UK Politics

Attack on Tories over income tax a mistake, say Lib Dems

David Cameron and Nick Clegg
Image caption David Cameron and Nick Clegg sat side-by-side during the chancellor's Autumn Statement

The Liberal Democrats have admitted making an error in sending out a press briefing criticising Tory tax policy.

The document, given out after Chancellor George Osborne's Autumn Statement, said the Conservatives only supported tax cuts "for the very rich".

But a source close to Lib Dem leader Nick Clegg said later that an "old" media briefing had been passed on to reporters by mistake.

The Conservatives "fully embraced tax cuts for low earners", they added.

In his Autumn Statement, Mr Osborne increased the salary threshold at which people start paying tax by another £235, to £9,440, increasing take-home pay for thousands of low-income households.

But a briefing sent out by the Lib Dems attempted to portray the issue as a battle of wills within the coalition.


It said: "Liberal Democrats are working for a stronger economy and a fairer society, so that everyone can get on in life.

"That's why we have pulled out the stops for normal working people, increasing the tax-free allowance further from April next year. That means Liberal Democrats will have cut your taxes by £600 a year.

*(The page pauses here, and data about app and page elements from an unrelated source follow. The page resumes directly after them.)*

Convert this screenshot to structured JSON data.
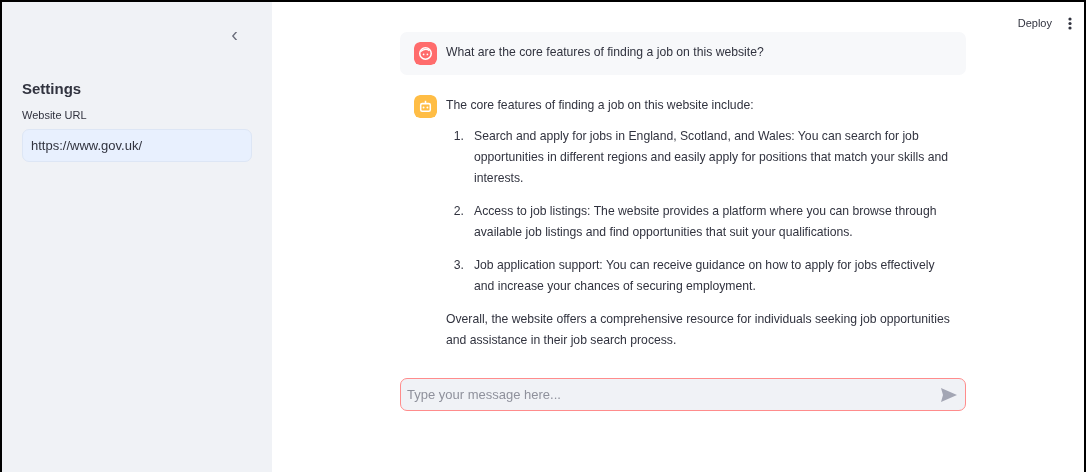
{
  "sidebar": {
    "collapse_icon": "‹",
    "title": "Settings",
    "url_field": {
      "label": "Website URL",
      "value": "https://www.gov.uk/"
    }
  },
  "header": {
    "deploy": "Deploy"
  },
  "messages": [
    {
      "kind": "user",
      "text": "What are the core features of finding a job on this website?"
    },
    {
      "kind": "assistant",
      "intro": "The core features of finding a job on this website include:",
      "items": [
        {
          "number": "1.",
          "text": "Search and apply for jobs in England, Scotland, and Wales: You can search for job opportunities in different regions and easily apply for positions that match your skills and interests."
        },
        {
          "number": "2.",
          "text": "Access to job listings: The website provides a platform where you can browse through available job listings and find opportunities that suit your qualifications."
        },
        {
          "number": "3.",
          "text": "Job application support: You can receive guidance on how to apply for jobs effectively and increase your chances of securing employment."
        }
      ],
      "outro": "Overall, the website offers a comprehensive resource for individuals seeking job opportunities and assistance in their job search process."
    }
  ],
  "chat_input": {
    "placeholder": "Type your message here..."
  }
}
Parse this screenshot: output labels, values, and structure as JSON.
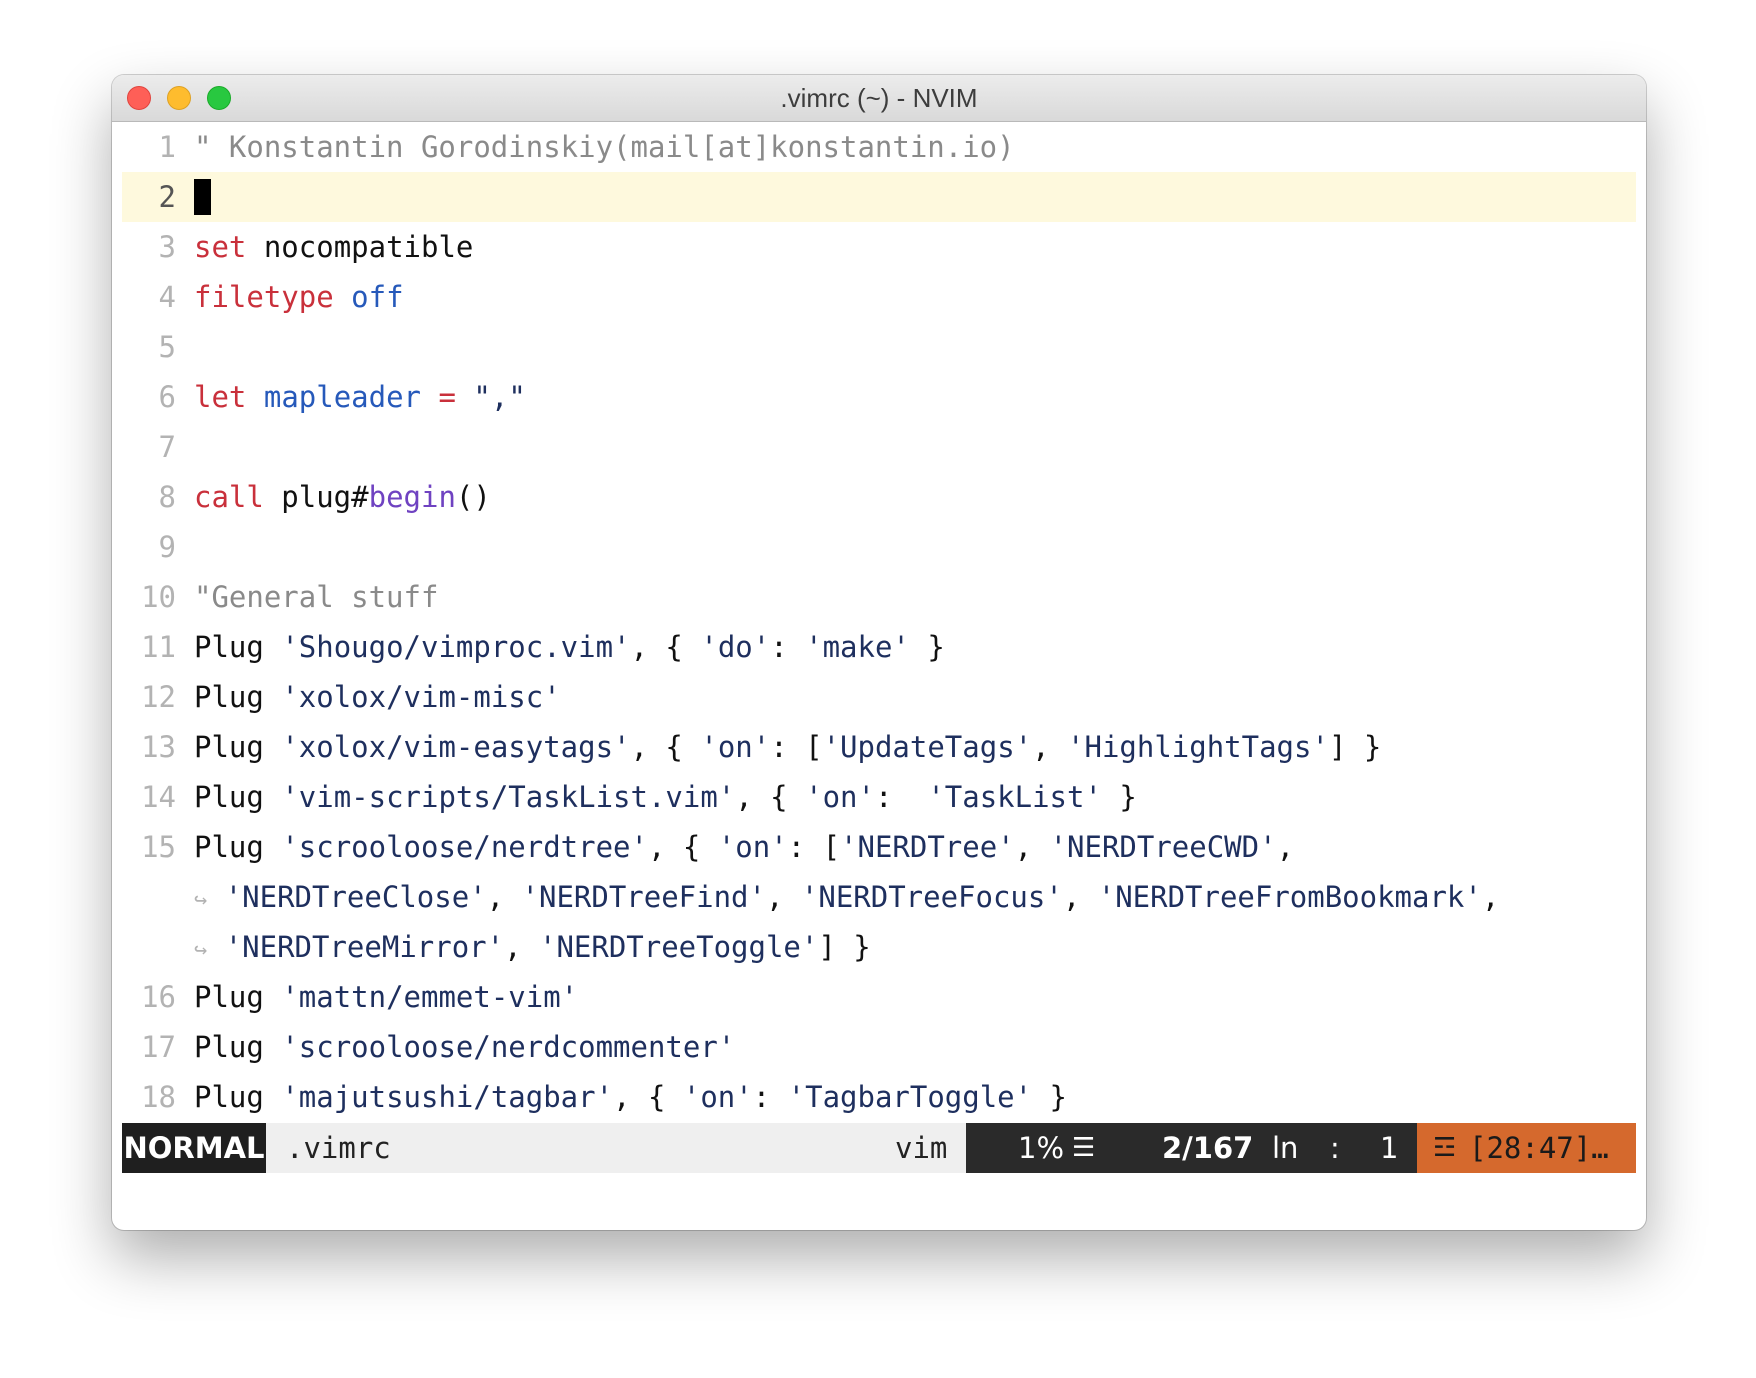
{
  "window": {
    "title": ".vimrc (~) - NVIM"
  },
  "editor": {
    "current_line": 2,
    "lines": [
      {
        "num": "1",
        "segments": [
          {
            "t": "\" Konstantin Gorodinskiy(mail[at]konstantin.io)",
            "c": "comment"
          }
        ]
      },
      {
        "num": "2",
        "cursor": true,
        "segments": []
      },
      {
        "num": "3",
        "segments": [
          {
            "t": "set",
            "c": "kw"
          },
          {
            "t": " nocompatible",
            "c": ""
          }
        ]
      },
      {
        "num": "4",
        "segments": [
          {
            "t": "filetype",
            "c": "kw"
          },
          {
            "t": " ",
            "c": ""
          },
          {
            "t": "off",
            "c": "blue"
          }
        ]
      },
      {
        "num": "5",
        "segments": []
      },
      {
        "num": "6",
        "segments": [
          {
            "t": "let",
            "c": "kw"
          },
          {
            "t": " ",
            "c": ""
          },
          {
            "t": "mapleader",
            "c": "blue"
          },
          {
            "t": " ",
            "c": ""
          },
          {
            "t": "=",
            "c": "kw"
          },
          {
            "t": " \",\"",
            "c": "str"
          }
        ]
      },
      {
        "num": "7",
        "segments": []
      },
      {
        "num": "8",
        "segments": [
          {
            "t": "call",
            "c": "kw"
          },
          {
            "t": " plug#",
            "c": ""
          },
          {
            "t": "begin",
            "c": "fn"
          },
          {
            "t": "()",
            "c": ""
          }
        ]
      },
      {
        "num": "9",
        "segments": []
      },
      {
        "num": "10",
        "segments": [
          {
            "t": "\"General stuff",
            "c": "comment"
          }
        ]
      },
      {
        "num": "11",
        "segments": [
          {
            "t": "Plug ",
            "c": ""
          },
          {
            "t": "'Shougo/vimproc.vim'",
            "c": "str"
          },
          {
            "t": ", { ",
            "c": ""
          },
          {
            "t": "'do'",
            "c": "str"
          },
          {
            "t": ": ",
            "c": ""
          },
          {
            "t": "'make'",
            "c": "str"
          },
          {
            "t": " }",
            "c": ""
          }
        ]
      },
      {
        "num": "12",
        "segments": [
          {
            "t": "Plug ",
            "c": ""
          },
          {
            "t": "'xolox/vim-misc'",
            "c": "str"
          }
        ]
      },
      {
        "num": "13",
        "segments": [
          {
            "t": "Plug ",
            "c": ""
          },
          {
            "t": "'xolox/vim-easytags'",
            "c": "str"
          },
          {
            "t": ", { ",
            "c": ""
          },
          {
            "t": "'on'",
            "c": "str"
          },
          {
            "t": ": [",
            "c": ""
          },
          {
            "t": "'UpdateTags'",
            "c": "str"
          },
          {
            "t": ", ",
            "c": ""
          },
          {
            "t": "'HighlightTags'",
            "c": "str"
          },
          {
            "t": "] }",
            "c": ""
          }
        ]
      },
      {
        "num": "14",
        "segments": [
          {
            "t": "Plug ",
            "c": ""
          },
          {
            "t": "'vim-scripts/TaskList.vim'",
            "c": "str"
          },
          {
            "t": ", { ",
            "c": ""
          },
          {
            "t": "'on'",
            "c": "str"
          },
          {
            "t": ":  ",
            "c": ""
          },
          {
            "t": "'TaskList'",
            "c": "str"
          },
          {
            "t": " }",
            "c": ""
          }
        ]
      },
      {
        "num": "15",
        "segments": [
          {
            "t": "Plug ",
            "c": ""
          },
          {
            "t": "'scrooloose/nerdtree'",
            "c": "str"
          },
          {
            "t": ", { ",
            "c": ""
          },
          {
            "t": "'on'",
            "c": "str"
          },
          {
            "t": ": [",
            "c": ""
          },
          {
            "t": "'NERDTree'",
            "c": "str"
          },
          {
            "t": ", ",
            "c": ""
          },
          {
            "t": "'NERDTreeCWD'",
            "c": "str"
          },
          {
            "t": ",",
            "c": ""
          }
        ]
      },
      {
        "num": "",
        "wrap": true,
        "segments": [
          {
            "t": "'NERDTreeClose'",
            "c": "str"
          },
          {
            "t": ", ",
            "c": ""
          },
          {
            "t": "'NERDTreeFind'",
            "c": "str"
          },
          {
            "t": ", ",
            "c": ""
          },
          {
            "t": "'NERDTreeFocus'",
            "c": "str"
          },
          {
            "t": ", ",
            "c": ""
          },
          {
            "t": "'NERDTreeFromBookmark'",
            "c": "str"
          },
          {
            "t": ",",
            "c": ""
          }
        ]
      },
      {
        "num": "",
        "wrap": true,
        "segments": [
          {
            "t": "'NERDTreeMirror'",
            "c": "str"
          },
          {
            "t": ", ",
            "c": ""
          },
          {
            "t": "'NERDTreeToggle'",
            "c": "str"
          },
          {
            "t": "] }",
            "c": ""
          }
        ]
      },
      {
        "num": "16",
        "segments": [
          {
            "t": "Plug ",
            "c": ""
          },
          {
            "t": "'mattn/emmet-vim'",
            "c": "str"
          }
        ]
      },
      {
        "num": "17",
        "segments": [
          {
            "t": "Plug ",
            "c": ""
          },
          {
            "t": "'scrooloose/nerdcommenter'",
            "c": "str"
          }
        ]
      },
      {
        "num": "18",
        "segments": [
          {
            "t": "Plug ",
            "c": ""
          },
          {
            "t": "'majutsushi/tagbar'",
            "c": "str"
          },
          {
            "t": ", { ",
            "c": ""
          },
          {
            "t": "'on'",
            "c": "str"
          },
          {
            "t": ": ",
            "c": ""
          },
          {
            "t": "'TagbarToggle'",
            "c": "str"
          },
          {
            "t": " }",
            "c": ""
          }
        ]
      }
    ]
  },
  "wrap_marker": "↪",
  "statusline": {
    "mode": "NORMAL",
    "filename": ".vimrc",
    "filetype": "vim",
    "percent": "1%",
    "position": "2/167",
    "ln_label": "ln",
    "colon": ":",
    "column": "1",
    "warning": "[28:47]…",
    "menu_icon": "menu-icon",
    "warning_icon": "indent-warning-icon"
  },
  "colors": {
    "keyword": "#c9303b",
    "identifier": "#2659ba",
    "string": "#1e2f5e",
    "function": "#6f42c1",
    "comment": "#8a8a8a",
    "current_line_bg": "#fef9dd",
    "mode_bg": "#1f1f1f",
    "warning_bg": "#d5692d"
  }
}
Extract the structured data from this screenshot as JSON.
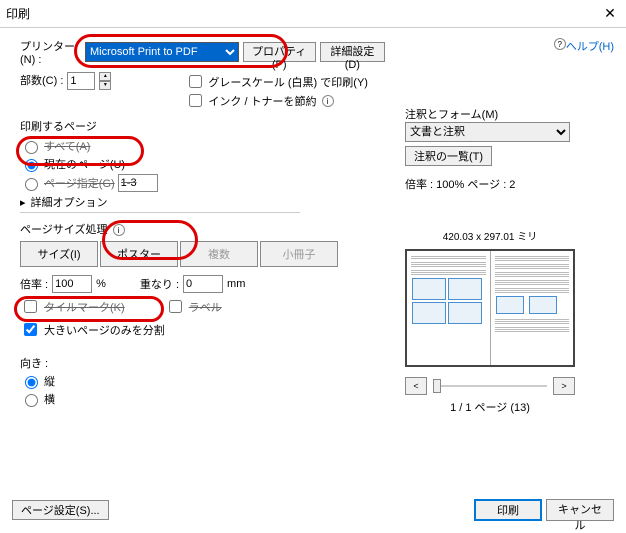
{
  "window": {
    "title": "印刷"
  },
  "printer": {
    "label": "プリンター(N) :",
    "selected": "Microsoft Print to PDF",
    "properties_btn": "プロパティ(P)",
    "advanced_btn": "詳細設定(D)",
    "help": "ヘルプ(H)"
  },
  "copies": {
    "label": "部数(C) :",
    "value": "1"
  },
  "options": {
    "grayscale": "グレースケール (白黒) で印刷(Y)",
    "savetoner": "インク / トナーを節約"
  },
  "range": {
    "title": "印刷するページ",
    "all": "すべて(A)",
    "current": "現在のページ(U)",
    "pages": "ページ指定(G)",
    "pages_value": "1-3",
    "more": "詳細オプション"
  },
  "pagesize": {
    "title": "ページサイズ処理",
    "size_btn": "サイズ(I)",
    "poster_btn": "ポスター",
    "multiple_btn": "複数",
    "booklet_btn": "小冊子"
  },
  "poster": {
    "scale_label": "倍率 :",
    "scale_value": "100",
    "scale_unit": "%",
    "overlap_label": "重なり :",
    "overlap_value": "0",
    "overlap_unit": "mm",
    "tilemark": "タイルマーク(K)",
    "labels": "ラベル",
    "split_large": "大きいページのみを分割"
  },
  "orientation": {
    "title": "向き :",
    "portrait": "縦",
    "landscape": "横"
  },
  "annotations": {
    "title": "注釈とフォーム(M)",
    "selected": "文書と注釈",
    "list_btn": "注釈の一覧(T)"
  },
  "preview": {
    "info": "倍率 : 100% ページ : 2",
    "dim": "420.03 x 297.01 ミリ",
    "page_count": "1 / 1 ページ (13)"
  },
  "footer": {
    "page_setup": "ページ設定(S)...",
    "print": "印刷",
    "cancel": "キャンセル"
  }
}
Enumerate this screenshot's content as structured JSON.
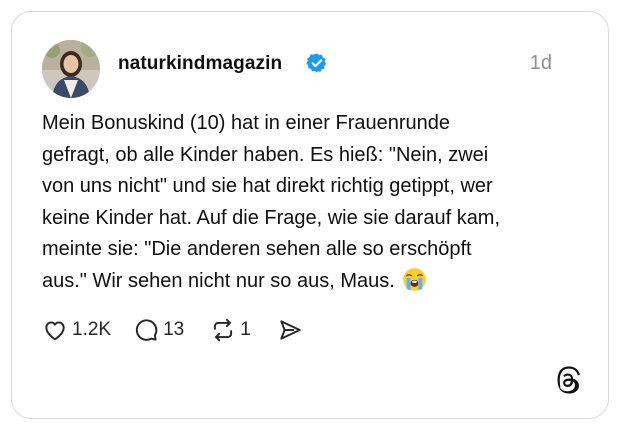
{
  "post": {
    "username": "naturkindmagazin",
    "verified": true,
    "time": "1d",
    "text": "Mein Bonuskind (10) hat in einer Frauenrunde\ngefragt, ob alle Kinder haben. Es hieß: \"Nein, zwei\nvon uns nicht\" und sie hat direkt richtig getippt, wer\nkeine Kinder hat. Auf die Frage, wie sie darauf kam,\nmeinte sie: \"Die anderen sehen alle so erschöpft\naus.\" Wir sehen nicht nur so aus, Maus. ",
    "emoji": "loudly-crying-face"
  },
  "actions": {
    "likes": "1.2K",
    "replies": "13",
    "reposts": "1"
  },
  "icons": {
    "like": "heart-icon",
    "reply": "speech-bubble-icon",
    "repost": "repost-icon",
    "share": "send-icon",
    "brand": "threads-logo-icon"
  },
  "colors": {
    "verified_badge": "#1d9bf0",
    "text": "#101010",
    "muted": "#8f8f8f",
    "border": "#d9d9d9"
  }
}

"We know that times are tough. To make life a little easier we are cutting income tax and putting more money back in the pockets of struggling families."

The statement went on to criticise the Lib Dems' allies in government, saying: "The only tax cuts the Conservatives support are ones for the very rich. At the general election, their priority was to cut inheritance tax for millionaires.

"In the coalition, Liberal Democrats have blocked these plans and instead we are cutting taxes for millions."

However, a source close to Mr Clegg, the deputy prime minister, told the BBC: "This must be a line from an old briefing that ended up in there."

"The Tories have fully embraced tax cuts for lower earners," they added.

A senior Liberal Democrat source described the Autumn Statement as a "good package" of measures in which the coalition had made "tough but fair" decisions.

They said the rise in the income tax threshold would take 2.2 million people out of the tax system and mean a £600 tax cut for more than 20 million people.

The source added: "This is a our flagship policy, from page one in our manifesto, straight into people's pockets and we are incredibly proud of it."

The chancellor also decided not to bring in a 3p-a-litre rise in fuel duty scheduled for next January.

The Lib Dem source denied that this had been a specifically Conservative demand, adding: "It's a massive issue. Just ask Lib Dem MPs what dominates their mailbags and fuel is right up there."